§ **ABOUT THIS EXERCISE**
Every single line below has to be printed once more, exactly.

--- START ---

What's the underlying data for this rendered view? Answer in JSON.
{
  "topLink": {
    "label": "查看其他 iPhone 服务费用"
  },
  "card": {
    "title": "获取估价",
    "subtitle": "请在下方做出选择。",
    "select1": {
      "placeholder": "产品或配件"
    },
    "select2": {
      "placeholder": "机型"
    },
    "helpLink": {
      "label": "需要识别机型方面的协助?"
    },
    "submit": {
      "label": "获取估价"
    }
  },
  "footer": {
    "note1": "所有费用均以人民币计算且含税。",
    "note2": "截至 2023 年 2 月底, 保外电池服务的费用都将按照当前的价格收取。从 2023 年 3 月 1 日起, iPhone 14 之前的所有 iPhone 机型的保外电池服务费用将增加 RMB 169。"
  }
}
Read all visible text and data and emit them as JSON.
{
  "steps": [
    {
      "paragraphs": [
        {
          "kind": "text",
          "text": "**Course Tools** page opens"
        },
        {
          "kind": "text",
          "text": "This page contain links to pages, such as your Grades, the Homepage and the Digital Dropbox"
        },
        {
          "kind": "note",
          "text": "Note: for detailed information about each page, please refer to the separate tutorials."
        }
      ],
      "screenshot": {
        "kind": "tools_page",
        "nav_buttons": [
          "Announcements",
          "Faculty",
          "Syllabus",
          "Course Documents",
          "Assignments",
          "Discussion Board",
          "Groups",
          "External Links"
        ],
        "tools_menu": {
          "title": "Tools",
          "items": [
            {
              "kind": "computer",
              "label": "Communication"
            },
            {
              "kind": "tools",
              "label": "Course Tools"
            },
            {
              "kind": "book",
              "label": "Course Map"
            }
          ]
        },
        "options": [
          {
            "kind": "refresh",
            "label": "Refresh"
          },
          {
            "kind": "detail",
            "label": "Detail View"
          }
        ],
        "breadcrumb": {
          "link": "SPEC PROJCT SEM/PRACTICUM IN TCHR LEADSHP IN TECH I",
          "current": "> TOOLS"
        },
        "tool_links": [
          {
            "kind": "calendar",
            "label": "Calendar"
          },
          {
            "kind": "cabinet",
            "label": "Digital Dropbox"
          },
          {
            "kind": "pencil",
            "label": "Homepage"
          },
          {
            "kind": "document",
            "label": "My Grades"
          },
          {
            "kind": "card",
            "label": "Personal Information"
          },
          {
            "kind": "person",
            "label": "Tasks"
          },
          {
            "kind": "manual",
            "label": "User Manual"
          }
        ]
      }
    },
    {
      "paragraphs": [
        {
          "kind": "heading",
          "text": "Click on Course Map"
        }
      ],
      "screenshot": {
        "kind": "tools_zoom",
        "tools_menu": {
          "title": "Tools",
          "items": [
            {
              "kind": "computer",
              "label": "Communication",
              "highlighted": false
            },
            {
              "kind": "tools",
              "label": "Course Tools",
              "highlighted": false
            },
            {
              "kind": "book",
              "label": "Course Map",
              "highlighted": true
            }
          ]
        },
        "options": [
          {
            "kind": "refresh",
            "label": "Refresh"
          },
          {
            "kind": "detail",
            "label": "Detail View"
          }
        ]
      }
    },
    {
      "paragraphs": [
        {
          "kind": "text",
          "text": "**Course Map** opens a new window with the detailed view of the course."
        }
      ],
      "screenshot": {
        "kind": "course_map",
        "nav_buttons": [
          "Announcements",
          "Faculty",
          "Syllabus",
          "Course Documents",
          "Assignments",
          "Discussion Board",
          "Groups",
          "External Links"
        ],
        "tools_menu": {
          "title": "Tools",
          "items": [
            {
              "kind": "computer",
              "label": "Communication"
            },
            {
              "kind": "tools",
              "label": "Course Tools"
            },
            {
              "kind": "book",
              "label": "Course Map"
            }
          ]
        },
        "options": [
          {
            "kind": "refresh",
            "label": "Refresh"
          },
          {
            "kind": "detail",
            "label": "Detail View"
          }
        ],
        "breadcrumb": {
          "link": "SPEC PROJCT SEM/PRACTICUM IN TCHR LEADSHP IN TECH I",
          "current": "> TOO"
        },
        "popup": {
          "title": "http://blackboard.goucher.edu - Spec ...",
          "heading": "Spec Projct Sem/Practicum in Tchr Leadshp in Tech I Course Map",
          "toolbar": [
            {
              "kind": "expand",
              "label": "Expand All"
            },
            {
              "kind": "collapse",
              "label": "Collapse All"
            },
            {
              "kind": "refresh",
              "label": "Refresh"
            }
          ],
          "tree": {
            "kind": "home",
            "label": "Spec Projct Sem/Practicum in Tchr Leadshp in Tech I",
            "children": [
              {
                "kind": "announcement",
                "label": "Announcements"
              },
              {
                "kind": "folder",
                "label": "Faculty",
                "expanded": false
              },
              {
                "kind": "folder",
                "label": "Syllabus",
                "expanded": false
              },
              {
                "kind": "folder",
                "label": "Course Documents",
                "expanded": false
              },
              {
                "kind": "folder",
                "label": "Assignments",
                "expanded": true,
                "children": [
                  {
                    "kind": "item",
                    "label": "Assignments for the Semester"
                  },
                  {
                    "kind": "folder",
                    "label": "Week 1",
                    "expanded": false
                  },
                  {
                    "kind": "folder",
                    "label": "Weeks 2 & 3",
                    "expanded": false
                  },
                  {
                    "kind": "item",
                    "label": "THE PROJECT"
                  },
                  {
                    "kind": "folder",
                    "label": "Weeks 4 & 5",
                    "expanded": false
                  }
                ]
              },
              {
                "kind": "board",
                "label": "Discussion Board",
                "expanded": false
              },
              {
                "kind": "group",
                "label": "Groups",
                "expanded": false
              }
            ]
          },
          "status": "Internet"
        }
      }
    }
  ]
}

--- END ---

§ **EXPECTED ANSWER**
What's the underlying data for this rendered view? Answer in JSON.
{
  "topLink": {
    "label": "查看其他 iPhone 服务费用"
  },
  "card": {
    "title": "获取估价",
    "subtitle": "请在下方做出选择。",
    "select1": {
      "placeholder": "产品或配件"
    },
    "select2": {
      "placeholder": "机型"
    },
    "helpLink": {
      "label": "需要识别机型方面的协助?"
    },
    "submit": {
      "label": "获取估价"
    }
  },
  "footer": {
    "note1": "所有费用均以人民币计算且含税。",
    "note2": "截至 2023 年 2 月底, 保外电池服务的费用都将按照当前的价格收取。从 2023 年 3 月 1 日起, iPhone 14 之前的所有 iPhone 机型的保外电池服务费用将增加 RMB 169。"
  }
}
Read all visible text and data and emit them as JSON.
{
  "steps": [
    {
      "paragraphs": [
        {
          "kind": "text",
          "text": "**Course Tools** page opens"
        },
        {
          "kind": "text",
          "text": "This page contain links to pages, such as your Grades, the Homepage and the Digital Dropbox"
        },
        {
          "kind": "note",
          "text": "Note: for detailed information about each page, please refer to the separate tutorials."
        }
      ],
      "screenshot": {
        "kind": "tools_page",
        "nav_buttons": [
          "Announcements",
          "Faculty",
          "Syllabus",
          "Course Documents",
          "Assignments",
          "Discussion Board",
          "Groups",
          "External Links"
        ],
        "tools_menu": {
          "title": "Tools",
          "items": [
            {
              "kind": "computer",
              "label": "Communication"
            },
            {
              "kind": "tools",
              "label": "Course Tools"
            },
            {
              "kind": "book",
              "label": "Course Map"
            }
          ]
        },
        "options": [
          {
            "kind": "refresh",
            "label": "Refresh"
          },
          {
            "kind": "detail",
            "label": "Detail View"
          }
        ],
        "breadcrumb": {
          "link": "SPEC PROJCT SEM/PRACTICUM IN TCHR LEADSHP IN TECH I",
          "current": "> TOOLS"
        },
        "tool_links": [
          {
            "kind": "calendar",
            "label": "Calendar"
          },
          {
            "kind": "cabinet",
            "label": "Digital Dropbox"
          },
          {
            "kind": "pencil",
            "label": "Homepage"
          },
          {
            "kind": "document",
            "label": "My Grades"
          },
          {
            "kind": "card",
            "label": "Personal Information"
          },
          {
            "kind": "person",
            "label": "Tasks"
          },
          {
            "kind": "manual",
            "label": "User Manual"
          }
        ]
      }
    },
    {
      "paragraphs": [
        {
          "kind": "heading",
          "text": "Click on Course Map"
        }
      ],
      "screenshot": {
        "kind": "tools_zoom",
        "tools_menu": {
          "title": "Tools",
          "items": [
            {
              "kind": "computer",
              "label": "Communication",
              "highlighted": false
            },
            {
              "kind": "tools",
              "label": "Course Tools",
              "highlighted": false
            },
            {
              "kind": "book",
              "label": "Course Map",
              "highlighted": true
            }
          ]
        },
        "options": [
          {
            "kind": "refresh",
            "label": "Refresh"
          },
          {
            "kind": "detail",
            "label": "Detail View"
          }
        ]
      }
    },
    {
      "paragraphs": [
        {
          "kind": "text",
          "text": "**Course Map** opens a new window with the detailed view of the course."
        }
      ],
      "screenshot": {
        "kind": "course_map",
        "nav_buttons": [
          "Announcements",
          "Faculty",
          "Syllabus",
          "Course Documents",
          "Assignments",
          "Discussion Board",
          "Groups",
          "External Links"
        ],
        "tools_menu": {
          "title": "Tools",
          "items": [
            {
              "kind": "computer",
              "label": "Communication"
            },
            {
              "kind": "tools",
              "label": "Course Tools"
            },
            {
              "kind": "book",
              "label": "Course Map"
            }
          ]
        },
        "options": [
          {
            "kind": "refresh",
            "label": "Refresh"
          },
          {
            "kind": "detail",
            "label": "Detail View"
          }
        ],
        "breadcrumb": {
          "link": "SPEC PROJCT SEM/PRACTICUM IN TCHR LEADSHP IN TECH I",
          "current": "> TOO"
        },
        "popup": {
          "title": "http://blackboard.goucher.edu - Spec ...",
          "heading": "Spec Projct Sem/Practicum in Tchr Leadshp in Tech I Course Map",
          "toolbar": [
            {
              "kind": "expand",
              "label": "Expand All"
            },
            {
              "kind": "collapse",
              "label": "Collapse All"
            },
            {
              "kind": "refresh",
              "label": "Refresh"
            }
          ],
          "tree": {
            "kind": "home",
            "label": "Spec Projct Sem/Practicum in Tchr Leadshp in Tech I",
            "children": [
              {
                "kind": "announcement",
                "label": "Announcements"
              },
              {
                "kind": "folder",
                "label": "Faculty",
                "expanded": false
              },
              {
                "kind": "folder",
                "label": "Syllabus",
                "expanded": false
              },
              {
                "kind": "folder",
                "label": "Course Documents",
                "expanded": false
              },
              {
                "kind": "folder",
                "label": "Assignments",
                "expanded": true,
                "children": [
                  {
                    "kind": "item",
                    "label": "Assignments for the Semester"
                  },
                  {
                    "kind": "folder",
                    "label": "Week 1",
                    "expanded": false
                  },
                  {
                    "kind": "folder",
                    "label": "Weeks 2 & 3",
                    "expanded": false
                  },
                  {
                    "kind": "item",
                    "label": "THE PROJECT"
                  },
                  {
                    "kind": "folder",
                    "label": "Weeks 4 & 5",
                    "expanded": false
                  }
                ]
              },
              {
                "kind": "board",
                "label": "Discussion Board",
                "expanded": false
              },
              {
                "kind": "group",
                "label": "Groups",
                "expanded": false
              }
            ]
          },
          "status": "Internet"
        }
      }
    }
  ]
}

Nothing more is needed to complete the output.